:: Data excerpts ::

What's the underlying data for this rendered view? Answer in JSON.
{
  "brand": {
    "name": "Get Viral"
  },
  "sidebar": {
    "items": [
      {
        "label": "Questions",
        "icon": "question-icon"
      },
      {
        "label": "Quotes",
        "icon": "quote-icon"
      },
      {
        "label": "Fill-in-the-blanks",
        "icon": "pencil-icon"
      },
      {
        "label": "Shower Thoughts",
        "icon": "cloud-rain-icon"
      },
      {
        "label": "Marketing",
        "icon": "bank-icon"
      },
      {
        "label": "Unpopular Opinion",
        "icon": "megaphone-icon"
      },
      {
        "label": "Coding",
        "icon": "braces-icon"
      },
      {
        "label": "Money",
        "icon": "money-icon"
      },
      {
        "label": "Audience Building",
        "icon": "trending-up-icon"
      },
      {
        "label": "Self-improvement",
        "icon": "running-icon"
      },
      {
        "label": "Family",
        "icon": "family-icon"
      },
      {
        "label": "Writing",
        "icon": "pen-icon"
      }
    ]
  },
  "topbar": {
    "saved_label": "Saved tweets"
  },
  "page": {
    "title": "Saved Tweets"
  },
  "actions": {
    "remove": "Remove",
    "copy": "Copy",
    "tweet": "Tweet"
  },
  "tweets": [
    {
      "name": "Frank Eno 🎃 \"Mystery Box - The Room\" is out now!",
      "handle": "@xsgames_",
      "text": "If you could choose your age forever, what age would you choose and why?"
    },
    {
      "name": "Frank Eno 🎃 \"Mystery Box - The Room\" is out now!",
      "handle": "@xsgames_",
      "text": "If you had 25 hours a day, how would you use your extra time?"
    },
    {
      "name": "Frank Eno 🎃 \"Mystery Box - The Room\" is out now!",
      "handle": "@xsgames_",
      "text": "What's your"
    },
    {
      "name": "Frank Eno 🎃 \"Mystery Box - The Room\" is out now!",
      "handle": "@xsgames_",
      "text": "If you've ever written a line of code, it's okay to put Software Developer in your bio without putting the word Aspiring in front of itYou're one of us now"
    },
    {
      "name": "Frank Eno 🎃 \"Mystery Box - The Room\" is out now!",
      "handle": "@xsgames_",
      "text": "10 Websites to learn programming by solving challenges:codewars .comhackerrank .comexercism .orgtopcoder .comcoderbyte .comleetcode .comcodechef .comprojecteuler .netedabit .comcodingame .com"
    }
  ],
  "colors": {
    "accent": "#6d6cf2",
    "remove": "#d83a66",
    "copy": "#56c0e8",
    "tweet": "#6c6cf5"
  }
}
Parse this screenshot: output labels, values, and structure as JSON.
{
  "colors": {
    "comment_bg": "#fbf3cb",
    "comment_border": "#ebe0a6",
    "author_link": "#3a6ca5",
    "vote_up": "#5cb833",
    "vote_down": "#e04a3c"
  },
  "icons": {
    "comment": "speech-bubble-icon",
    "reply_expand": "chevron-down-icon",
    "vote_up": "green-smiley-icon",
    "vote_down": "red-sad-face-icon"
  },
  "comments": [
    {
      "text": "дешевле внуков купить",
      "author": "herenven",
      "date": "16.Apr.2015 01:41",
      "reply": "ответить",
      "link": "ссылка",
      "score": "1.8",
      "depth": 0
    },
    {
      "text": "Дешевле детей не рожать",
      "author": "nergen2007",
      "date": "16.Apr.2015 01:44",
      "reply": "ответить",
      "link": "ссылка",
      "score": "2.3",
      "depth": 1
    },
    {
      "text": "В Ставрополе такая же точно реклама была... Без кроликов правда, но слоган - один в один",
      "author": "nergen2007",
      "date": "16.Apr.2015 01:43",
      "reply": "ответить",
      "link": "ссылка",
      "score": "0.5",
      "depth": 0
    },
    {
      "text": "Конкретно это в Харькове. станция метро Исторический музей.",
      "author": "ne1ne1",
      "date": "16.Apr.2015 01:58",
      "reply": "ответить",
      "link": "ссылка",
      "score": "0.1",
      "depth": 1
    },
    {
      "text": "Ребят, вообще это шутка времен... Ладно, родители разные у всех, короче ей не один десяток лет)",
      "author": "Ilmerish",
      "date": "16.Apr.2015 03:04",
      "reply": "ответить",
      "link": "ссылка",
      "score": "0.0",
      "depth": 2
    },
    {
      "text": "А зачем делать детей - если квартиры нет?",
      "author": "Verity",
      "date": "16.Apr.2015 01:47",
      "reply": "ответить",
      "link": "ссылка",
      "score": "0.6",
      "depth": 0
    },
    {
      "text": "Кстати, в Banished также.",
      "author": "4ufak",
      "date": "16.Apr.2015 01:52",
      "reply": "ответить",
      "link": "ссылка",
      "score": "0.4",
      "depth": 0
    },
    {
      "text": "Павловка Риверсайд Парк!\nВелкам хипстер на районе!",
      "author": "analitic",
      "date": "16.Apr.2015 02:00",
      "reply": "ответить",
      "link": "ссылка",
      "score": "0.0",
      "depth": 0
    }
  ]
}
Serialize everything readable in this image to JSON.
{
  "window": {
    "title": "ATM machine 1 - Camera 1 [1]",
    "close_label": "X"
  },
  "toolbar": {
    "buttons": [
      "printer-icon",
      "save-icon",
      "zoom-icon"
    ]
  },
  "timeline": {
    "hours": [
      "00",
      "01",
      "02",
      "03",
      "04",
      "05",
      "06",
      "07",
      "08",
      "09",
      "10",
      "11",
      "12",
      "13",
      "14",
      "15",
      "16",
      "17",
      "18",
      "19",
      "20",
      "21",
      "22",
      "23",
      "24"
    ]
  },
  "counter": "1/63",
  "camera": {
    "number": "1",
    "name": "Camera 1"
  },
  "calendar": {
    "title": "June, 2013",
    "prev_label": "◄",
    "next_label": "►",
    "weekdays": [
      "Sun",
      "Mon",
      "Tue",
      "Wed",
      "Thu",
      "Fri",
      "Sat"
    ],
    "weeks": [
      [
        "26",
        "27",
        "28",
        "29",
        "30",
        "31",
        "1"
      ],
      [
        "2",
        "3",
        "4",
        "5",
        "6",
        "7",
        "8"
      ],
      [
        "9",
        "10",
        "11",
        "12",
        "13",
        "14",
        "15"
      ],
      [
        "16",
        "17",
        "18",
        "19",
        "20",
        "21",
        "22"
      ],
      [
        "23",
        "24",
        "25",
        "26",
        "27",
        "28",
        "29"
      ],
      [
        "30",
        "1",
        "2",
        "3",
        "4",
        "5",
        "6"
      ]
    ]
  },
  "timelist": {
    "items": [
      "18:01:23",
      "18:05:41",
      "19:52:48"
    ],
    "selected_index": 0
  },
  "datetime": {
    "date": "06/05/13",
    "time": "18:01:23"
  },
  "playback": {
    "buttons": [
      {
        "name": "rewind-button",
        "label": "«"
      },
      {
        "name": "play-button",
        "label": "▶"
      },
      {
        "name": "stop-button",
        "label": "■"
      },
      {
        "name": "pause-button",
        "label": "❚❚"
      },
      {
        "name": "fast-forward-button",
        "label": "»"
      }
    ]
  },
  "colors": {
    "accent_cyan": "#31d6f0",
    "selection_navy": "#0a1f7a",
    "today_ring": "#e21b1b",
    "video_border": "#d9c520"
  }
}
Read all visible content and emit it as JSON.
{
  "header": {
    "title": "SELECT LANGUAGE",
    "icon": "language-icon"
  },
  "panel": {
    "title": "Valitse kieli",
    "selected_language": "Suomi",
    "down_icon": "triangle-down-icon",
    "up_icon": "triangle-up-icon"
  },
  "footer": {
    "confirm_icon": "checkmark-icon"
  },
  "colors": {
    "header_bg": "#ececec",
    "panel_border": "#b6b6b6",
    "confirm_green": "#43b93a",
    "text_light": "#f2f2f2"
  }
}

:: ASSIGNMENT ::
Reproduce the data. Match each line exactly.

:: EXPECTED ANSWER ::
What's the underlying data for this rendered view? Answer in JSON.
{
  "brand": {
    "name": "Get Viral"
  },
  "sidebar": {
    "items": [
      {
        "label": "Questions",
        "icon": "question-icon"
      },
      {
        "label": "Quotes",
        "icon": "quote-icon"
      },
      {
        "label": "Fill-in-the-blanks",
        "icon": "pencil-icon"
      },
      {
        "label": "Shower Thoughts",
        "icon": "cloud-rain-icon"
      },
      {
        "label": "Marketing",
        "icon": "bank-icon"
      },
      {
        "label": "Unpopular Opinion",
        "icon": "megaphone-icon"
      },
      {
        "label": "Coding",
        "icon": "braces-icon"
      },
      {
        "label": "Money",
        "icon": "money-icon"
      },
      {
        "label": "Audience Building",
        "icon": "trending-up-icon"
      },
      {
        "label": "Self-improvement",
        "icon": "running-icon"
      },
      {
        "label": "Family",
        "icon": "family-icon"
      },
      {
        "label": "Writing",
        "icon": "pen-icon"
      }
    ]
  },
  "topbar": {
    "saved_label": "Saved tweets"
  },
  "page": {
    "title": "Saved Tweets"
  },
  "actions": {
    "remove": "Remove",
    "copy": "Copy",
    "tweet": "Tweet"
  },
  "tweets": [
    {
      "name": "Frank Eno 🎃 \"Mystery Box - The Room\" is out now!",
      "handle": "@xsgames_",
      "text": "If you could choose your age forever, what age would you choose and why?"
    },
    {
      "name": "Frank Eno 🎃 \"Mystery Box - The Room\" is out now!",
      "handle": "@xsgames_",
      "text": "If you had 25 hours a day, how would you use your extra time?"
    },
    {
      "name": "Frank Eno 🎃 \"Mystery Box - The Room\" is out now!",
      "handle": "@xsgames_",
      "text": "What's your"
    },
    {
      "name": "Frank Eno 🎃 \"Mystery Box - The Room\" is out now!",
      "handle": "@xsgames_",
      "text": "If you've ever written a line of code, it's okay to put Software Developer in your bio without putting the word Aspiring in front of itYou're one of us now"
    },
    {
      "name": "Frank Eno 🎃 \"Mystery Box - The Room\" is out now!",
      "handle": "@xsgames_",
      "text": "10 Websites to learn programming by solving challenges:codewars .comhackerrank .comexercism .orgtopcoder .comcoderbyte .comleetcode .comcodechef .comprojecteuler .netedabit .comcodingame .com"
    }
  ],
  "colors": {
    "accent": "#6d6cf2",
    "remove": "#d83a66",
    "copy": "#56c0e8",
    "tweet": "#6c6cf5"
  }
}
Parse this screenshot: output labels, values, and structure as JSON.
{
  "colors": {
    "comment_bg": "#fbf3cb",
    "comment_border": "#ebe0a6",
    "author_link": "#3a6ca5",
    "vote_up": "#5cb833",
    "vote_down": "#e04a3c"
  },
  "icons": {
    "comment": "speech-bubble-icon",
    "reply_expand": "chevron-down-icon",
    "vote_up": "green-smiley-icon",
    "vote_down": "red-sad-face-icon"
  },
  "comments": [
    {
      "text": "дешевле внуков купить",
      "author": "herenven",
      "date": "16.Apr.2015 01:41",
      "reply": "ответить",
      "link": "ссылка",
      "score": "1.8",
      "depth": 0
    },
    {
      "text": "Дешевле детей не рожать",
      "author": "nergen2007",
      "date": "16.Apr.2015 01:44",
      "reply": "ответить",
      "link": "ссылка",
      "score": "2.3",
      "depth": 1
    },
    {
      "text": "В Ставрополе такая же точно реклама была... Без кроликов правда, но слоган - один в один",
      "author": "nergen2007",
      "date": "16.Apr.2015 01:43",
      "reply": "ответить",
      "link": "ссылка",
      "score": "0.5",
      "depth": 0
    },
    {
      "text": "Конкретно это в Харькове. станция метро Исторический музей.",
      "author": "ne1ne1",
      "date": "16.Apr.2015 01:58",
      "reply": "ответить",
      "link": "ссылка",
      "score": "0.1",
      "depth": 1
    },
    {
      "text": "Ребят, вообще это шутка времен... Ладно, родители разные у всех, короче ей не один десяток лет)",
      "author": "Ilmerish",
      "date": "16.Apr.2015 03:04",
      "reply": "ответить",
      "link": "ссылка",
      "score": "0.0",
      "depth": 2
    },
    {
      "text": "А зачем делать детей - если квартиры нет?",
      "author": "Verity",
      "date": "16.Apr.2015 01:47",
      "reply": "ответить",
      "link": "ссылка",
      "score": "0.6",
      "depth": 0
    },
    {
      "text": "Кстати, в Banished также.",
      "author": "4ufak",
      "date": "16.Apr.2015 01:52",
      "reply": "ответить",
      "link": "ссылка",
      "score": "0.4",
      "depth": 0
    },
    {
      "text": "Павловка Риверсайд Парк!\nВелкам хипстер на районе!",
      "author": "analitic",
      "date": "16.Apr.2015 02:00",
      "reply": "ответить",
      "link": "ссылка",
      "score": "0.0",
      "depth": 0
    }
  ]
}
Serialize everything readable in this image to JSON.
{
  "window": {
    "title": "ATM machine 1 - Camera 1 [1]",
    "close_label": "X"
  },
  "toolbar": {
    "buttons": [
      "printer-icon",
      "save-icon",
      "zoom-icon"
    ]
  },
  "timeline": {
    "hours": [
      "00",
      "01",
      "02",
      "03",
      "04",
      "05",
      "06",
      "07",
      "08",
      "09",
      "10",
      "11",
      "12",
      "13",
      "14",
      "15",
      "16",
      "17",
      "18",
      "19",
      "20",
      "21",
      "22",
      "23",
      "24"
    ]
  },
  "counter": "1/63",
  "camera": {
    "number": "1",
    "name": "Camera 1"
  },
  "calendar": {
    "title": "June, 2013",
    "prev_label": "◄",
    "next_label": "►",
    "weekdays": [
      "Sun",
      "Mon",
      "Tue",
      "Wed",
      "Thu",
      "Fri",
      "Sat"
    ],
    "weeks": [
      [
        "26",
        "27",
        "28",
        "29",
        "30",
        "31",
        "1"
      ],
      [
        "2",
        "3",
        "4",
        "5",
        "6",
        "7",
        "8"
      ],
      [
        "9",
        "10",
        "11",
        "12",
        "13",
        "14",
        "15"
      ],
      [
        "16",
        "17",
        "18",
        "19",
        "20",
        "21",
        "22"
      ],
      [
        "23",
        "24",
        "25",
        "26",
        "27",
        "28",
        "29"
      ],
      [
        "30",
        "1",
        "2",
        "3",
        "4",
        "5",
        "6"
      ]
    ]
  },
  "timelist": {
    "items": [
      "18:01:23",
      "18:05:41",
      "19:52:48"
    ],
    "selected_index": 0
  },
  "datetime": {
    "date": "06/05/13",
    "time": "18:01:23"
  },
  "playback": {
    "buttons": [
      {
        "name": "rewind-button",
        "label": "«"
      },
      {
        "name": "play-button",
        "label": "▶"
      },
      {
        "name": "stop-button",
        "label": "■"
      },
      {
        "name": "pause-button",
        "label": "❚❚"
      },
      {
        "name": "fast-forward-button",
        "label": "»"
      }
    ]
  },
  "colors": {
    "accent_cyan": "#31d6f0",
    "selection_navy": "#0a1f7a",
    "today_ring": "#e21b1b",
    "video_border": "#d9c520"
  }
}
Read all visible content and emit it as JSON.
{
  "header": {
    "title": "SELECT LANGUAGE",
    "icon": "language-icon"
  },
  "panel": {
    "title": "Valitse kieli",
    "selected_language": "Suomi",
    "down_icon": "triangle-down-icon",
    "up_icon": "triangle-up-icon"
  },
  "footer": {
    "confirm_icon": "checkmark-icon"
  },
  "colors": {
    "header_bg": "#ececec",
    "panel_border": "#b6b6b6",
    "confirm_green": "#43b93a",
    "text_light": "#f2f2f2"
  }
}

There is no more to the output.